One such glide avalanche occurred on 2 March 2012 at the St. François Longchamps resort in France (see video). Seventy skiers were riding the chairlift when it was hit, but they were evacuated unharmed. This was the first avalanche to hit this 28-year-old chairlift, which was damaged again by a 2015 glide avalanche.

Chairlift lower station under the avalanche deposit (St. François Longchamps, 2 March 2012). One of the towers was tipped over by the snow mass just before it came to a halt. Credit: Christophe Ancey. Used with permission.

Using mathematical models and laboratory simulations, Ancey and Bain reviewed the physics of glide avalanches and the forces they exert on simple structures such as chair lift towers. They also used two case studies of glide avalanche damage to chair lift towers to back calculate the forces involved. Although the precise physical mechanisms behind glide avalanches remain elusive, when the snow depth and density are known, the force exerted on simple structures can be calculated. The team also reports that gliding snowpacks can produce the same force as high-speed flows.

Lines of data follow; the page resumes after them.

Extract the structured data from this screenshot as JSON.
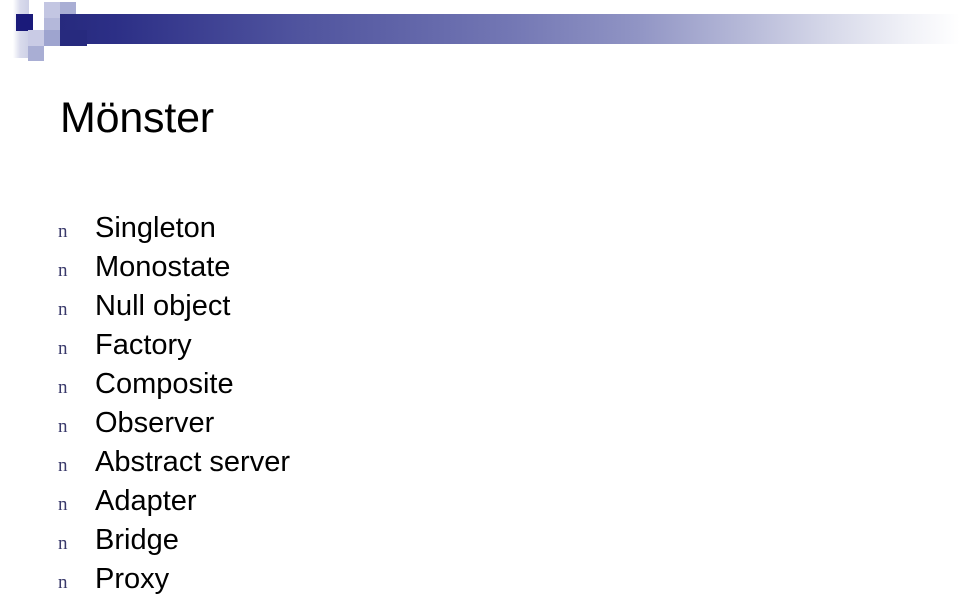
{
  "slide": {
    "title": "Mönster",
    "bullet_marker": "n",
    "bullet_marker_icon": "square-bullet-icon",
    "background_color": "#ffffff",
    "title_color": "#000000",
    "bullet_marker_color": "#3a3a6b",
    "items": [
      {
        "label": "Singleton"
      },
      {
        "label": "Monostate"
      },
      {
        "label": "Null object"
      },
      {
        "label": "Factory"
      },
      {
        "label": "Composite"
      },
      {
        "label": "Observer"
      },
      {
        "label": "Abstract server"
      },
      {
        "label": "Adapter"
      },
      {
        "label": "Bridge"
      },
      {
        "label": "Proxy"
      }
    ]
  },
  "header": {
    "accent_dark": "#272a7e",
    "accent_navy": "#1a1a7a",
    "accent_lavender": "#b4b8da",
    "accent_light": "#c9cbe5"
  }
}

The studies the authors reviewed also differ in predictions of wet-snow avalanche frequency in response to global climate change. Field surveys show considerable variability in the nature of avalanche activity in recent decades, and the researchers reported no clear correlation between global warming and the frequency of wet-snow avalanches. Despite this ambiguity, the study is an important step toward a better scientific understanding of avalanche physics and prediction, vital to cold climate regions where communities and economies rely on snow safety. (Reviews of Geophysics, doi:10.1002/2015RG000491, 2015)

—Nancy McGuire, Freelance Writer

Citation: McGuire, N. (2015), Slow-moving glide avalanches still pack a punch, Eos, 96, doi:10.1029/2015EO039737. Published on 20 November 2015.

Text © 2015. The authors. CC BY-NC 3.0
Except where otherwise noted, images are subject to copyright. Any reuse without express permission from the copyright owner is prohibited.